━━━ INPUT DATA

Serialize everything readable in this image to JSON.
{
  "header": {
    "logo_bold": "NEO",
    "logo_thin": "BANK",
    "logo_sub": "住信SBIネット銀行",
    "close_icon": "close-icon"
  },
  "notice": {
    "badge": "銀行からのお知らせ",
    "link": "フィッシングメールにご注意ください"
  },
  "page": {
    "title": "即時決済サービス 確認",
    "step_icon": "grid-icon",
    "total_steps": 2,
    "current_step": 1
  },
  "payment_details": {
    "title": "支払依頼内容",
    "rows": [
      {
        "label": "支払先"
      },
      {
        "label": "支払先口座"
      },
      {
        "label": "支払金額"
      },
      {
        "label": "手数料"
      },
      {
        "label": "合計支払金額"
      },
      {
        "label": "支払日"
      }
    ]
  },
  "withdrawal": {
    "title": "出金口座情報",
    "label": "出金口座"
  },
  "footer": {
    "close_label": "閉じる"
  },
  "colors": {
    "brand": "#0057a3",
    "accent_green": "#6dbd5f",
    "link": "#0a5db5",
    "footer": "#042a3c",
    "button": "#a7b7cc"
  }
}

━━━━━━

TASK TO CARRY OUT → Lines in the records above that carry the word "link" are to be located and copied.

WRITTEN ANSWER →
    "link": "フィッシングメールにご注意ください"
    "link": "#0a5db5",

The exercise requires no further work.